The tribunal also heard that the officer later inaccurately testified at a preliminary hearing for that same individual in February 2018.

A professional standards investigation was launched the following year against White and a fellow officer, in which it was alleged the two failed to account for a portion of money seized during that 2017 arrest. As a result, White and his co-accused were suspended with pay in 2019. The other officer will appear in front of the police tribunal later this month, where he faces four charges. 

White's lawyer and the police prosecutor jointly asked tribunal hearing officer Insp. Suzanne Redman that White be demoted from a first class police constable to a second class police constable for two years. The prosecutor called this "one of the highest penalties short of a dismissal."

White, an officer with Toronto Police Service's 12 Division, has been a member of the force since 2006.

His lawyer said at the hearing that the tribunal should take into account his past service with the force when considering his penalty.

"It's clear on Const. White's employment record that this misconduct is out of character," said defence lawyer Joanne Mulcahy, who noted White has received 22 commendations and 12 awards since he's been on the job. As an example, she said he "received an award for his part in drafting and executing a search warrant stemming from a fraud investigation that recovered a stolen credit card, illicit drugs and a firearm."

The police prosecutor noted White has a history of misconduct in the workplace.

"The officer does not come to us unblemished," said Matthew Capotosto.

Capotosto said White was previously found guilty on two counts of conducting police checks in 2013 for non-police purposes, resulting in a loss of 26 days' pay.

He said slapping White with a significant demotion sends a message to him, other officers and the public that Toronto police takes misconduct very seriously.

"This officer's pleas are a significant sign of remorse. However, his conduct here is at the very serious end of the spectrum and has a significant impact on the administration of justice," Capotosto said.

White spoke briefly at the hearing, saying he's looking forward to putting everything in the past and serving the city again.

The prosecution and defence are both asking that his penalty from the tribunal include a requirement to complete more training, specific to note taking.

"It's very clear from the notice of hearing particulars that Const.
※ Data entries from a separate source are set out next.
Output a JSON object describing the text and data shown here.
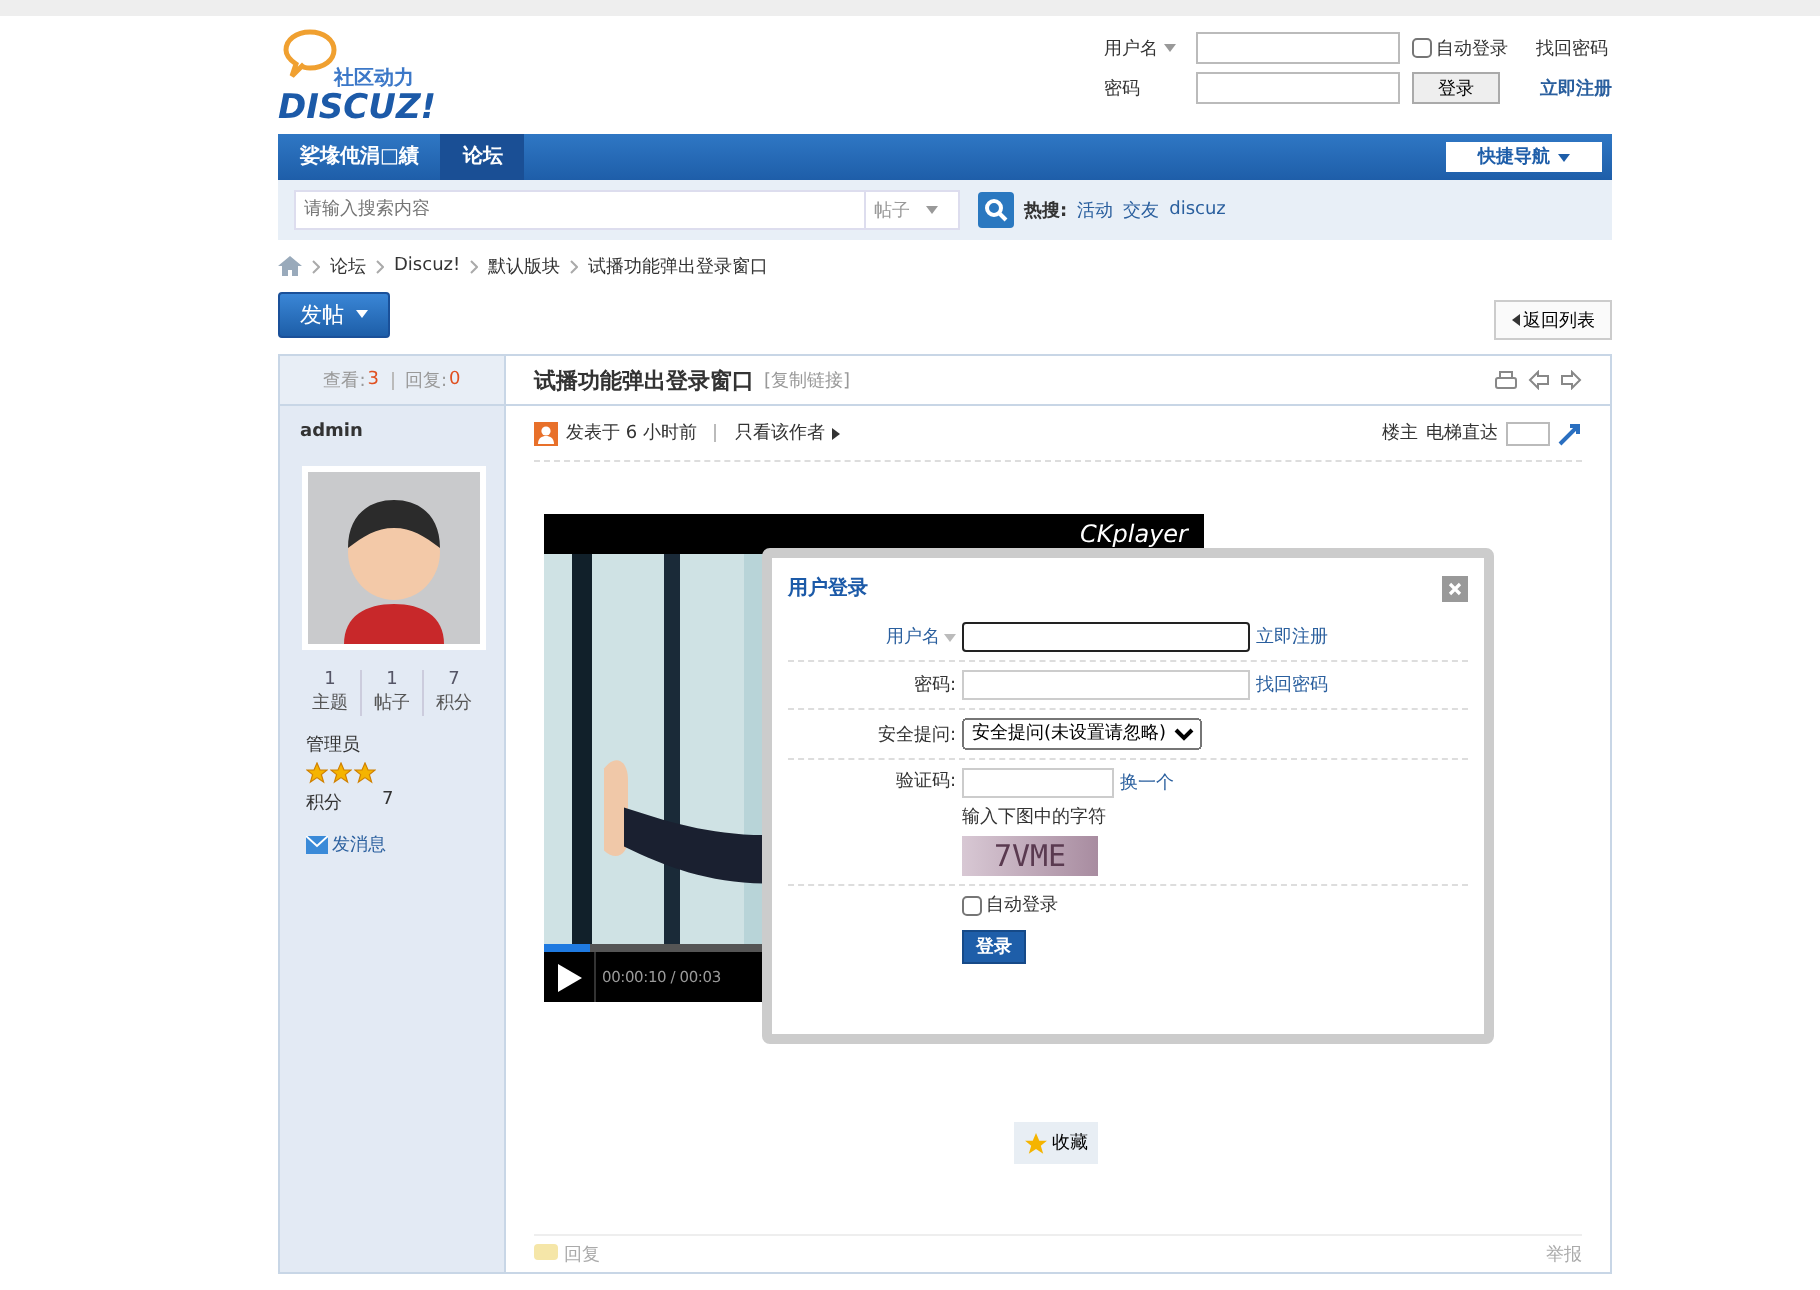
{
  "header": {
    "logo_tagline": "社区动力",
    "logo_text": "DISCUZ!",
    "login": {
      "username_label": "用户名",
      "password_label": "密码",
      "auto_login": {
        "label": "自动登录",
        "checked": false
      },
      "button": "登录",
      "forgot": "找回密码",
      "register": "立即注册"
    }
  },
  "nav": {
    "items": [
      {
        "label": "娑堟伅涓□績",
        "selected": false
      },
      {
        "label": "论坛",
        "selected": true
      }
    ],
    "quick_nav": "快捷导航"
  },
  "search": {
    "placeholder": "请输入搜索内容",
    "scope": "帖子",
    "hot_label": "热搜:",
    "hot": [
      "活动",
      "交友",
      "discuz"
    ]
  },
  "breadcrumb": [
    "论坛",
    "Discuz!",
    "默认版块",
    "试播功能弹出登录窗口"
  ],
  "post_button": "发帖",
  "back_button": "返回列表",
  "thread": {
    "views_label": "查看:",
    "views": "3",
    "replies_label": "回复:",
    "replies": "0",
    "title": "试播功能弹出登录窗口",
    "copy_link": "[复制链接]"
  },
  "author": {
    "name": "admin",
    "stats": [
      {
        "value": "1",
        "label": "主题"
      },
      {
        "value": "1",
        "label": "帖子"
      },
      {
        "value": "7",
        "label": "积分"
      }
    ],
    "group": "管理员",
    "stars": 3,
    "points_label": "积分",
    "points": "7",
    "message": "发消息"
  },
  "post": {
    "posted": "发表于 6 小时前",
    "only_author": "只看该作者",
    "floor": "楼主",
    "jump_label": "电梯直达"
  },
  "player": {
    "brand": "CKplayer",
    "time": "00:00:10 / 00:03",
    "level": 0.07
  },
  "favorite": "收藏",
  "reply": "回复",
  "report": "举报",
  "dialog": {
    "title": "用户登录",
    "username_label": "用户名",
    "register": "立即注册",
    "password_label": "密码:",
    "forgot": "找回密码",
    "question_label": "安全提问:",
    "question": "安全提问(未设置请忽略)",
    "captcha_label": "验证码:",
    "captcha_refresh": "换一个",
    "captcha_hint": "输入下图中的字符",
    "captcha": "7VME",
    "auto_login": {
      "label": "自动登录",
      "checked": false
    },
    "button": "登录"
  }
}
White is in this position because of notes," Mulcahy said.

A date for White's sentencing hearing will be decided at a later time.